IOWA CITY (AP) — An Iowa state senator resigned Wednesday after a special investigator found it likely he violated ethics rules by taking money from political entities connected to former presidential candidate Michele Bachmann and then denying he’d done so.
Sen. Kent Sorenson told The Associated Press that he had already decided he would not run for re-election, and that his resignation was best for his family. He said his decision was “absolutely not” an admission of wrongdoing.
“I’ve spent money fighting this that I shouldn’t have. I’m just not going to do that to my family anymore,” he said in a telephone interview.
His resignation came after attorney Mark Weinhardt said in a report released earlier in the day that it was “manifestly clear” Sorenson negotiated payments in 2011 that eventually reached $7,500 monthly in exchange for his work as Bachmann’s Iowa campaign chair. The money flowed from Bachmann’s political action committee, MichelePAC, and her presidential campaign to a Colorado consulting firm, which in turn paid Sorenson’s Iowa-based firm, Weinhardt wrote in the report filed with the Iowa Senate.
Sorenson’s compensation from MichelePAC is a violation of a Senate rule that bars senators from being paid by political action committees, Weinhardt wrote. Senators will have to decide whether the payments from her presidential campaign also violate the rule since it is unclear, he wrote.
Sorenson knew that accepting the compensation was improper, and later made false statements when he denied that he had taken money tied to Bachmann entities, Weinhardt wrote. Those statements might amount to misconduct in office, a felony that would also be a violation of the ethics rules, the investigator added.
Weinhardt was appointed to investigate an ethics complaint filed against Sorenson by a former Bachmann aide. Weinhardt’s report went to the Senate Ethics Committee, which is expected to meet to consider the report and what to do about it.
Before announcing his resignation, Sorenson said he disagreed with the report’s conclusions that he made false statements or that he had accepted compensation from Bachmann’s camp.
“I was never employed by Michele Bachmann. I was never employed by Bachmann for President. I was never employed by the PAC,” he said. “I had a corporation that worked for a corporation that worked for Michele Bachmann.”
Washington-based lawyer William McGinley, who’s representing Bachmann’s campaign, did not immediately return phone and email messages left by the AP.
The report contains the most detailed findings yet in a scandal that has swirled around Sorensen since he defected from the Bachmann campaign days before the 2012 Iowa caucuses to support Ron Paul. Bachmann, a Minnesota congresswoman, alleged then that Sorenson was switching allegiances due to payments from Paul’s campaign.
Weinhardt’s report said that Sorenson had received a $25,000 check from a Paul backer that Sorenson did not cash. Sorenson also received $73,000 in “deeply suspicious” wire transfers, but Weinhardt said he was unable to connect them directly to Paul’s campaign. Sorenson declined comment on the wire transfers Wednesday.

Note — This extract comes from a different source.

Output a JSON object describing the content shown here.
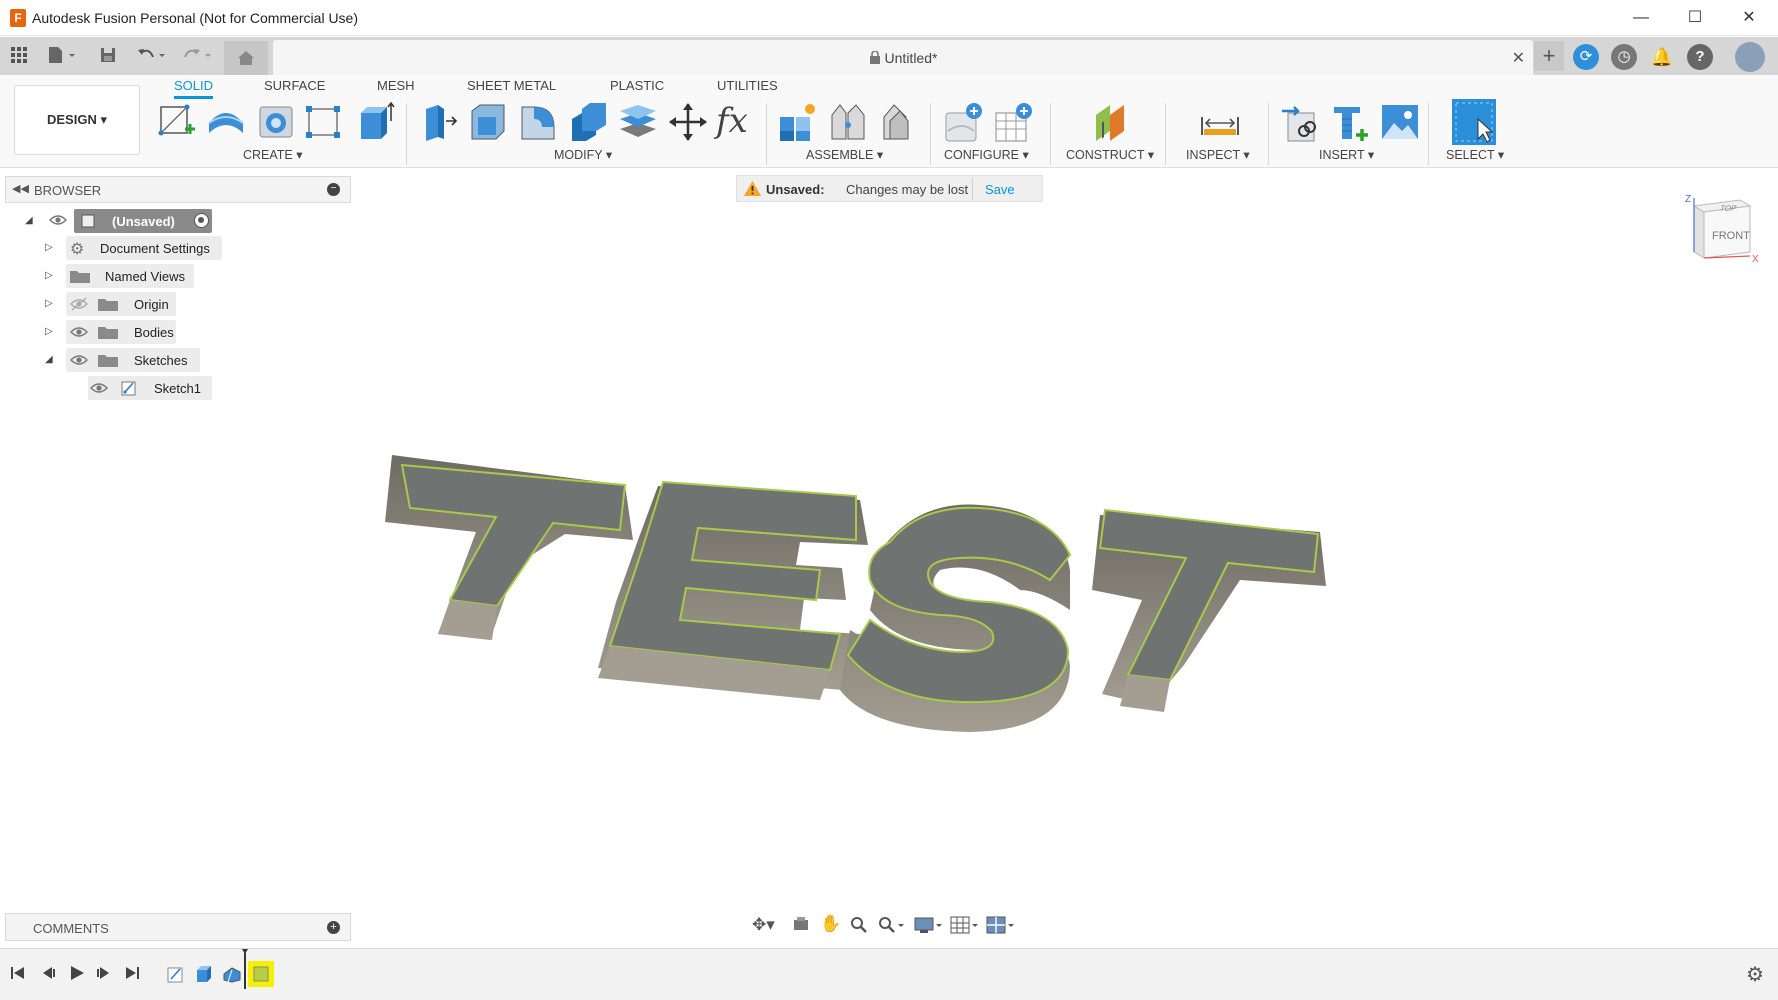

Peter Waldron, the former Bachmann aide who filed the complaint against Sorenson, said the case cried out for stronger ethics rules barring direct and indirect payments to state lawmakers from presidential candidates.
“I am pleased to be vindicated but naturally regret that the Iowa first-in-the-nation caucus position has been soiled by the events uncovered by the Special Counsel,” Waldron said in a statement.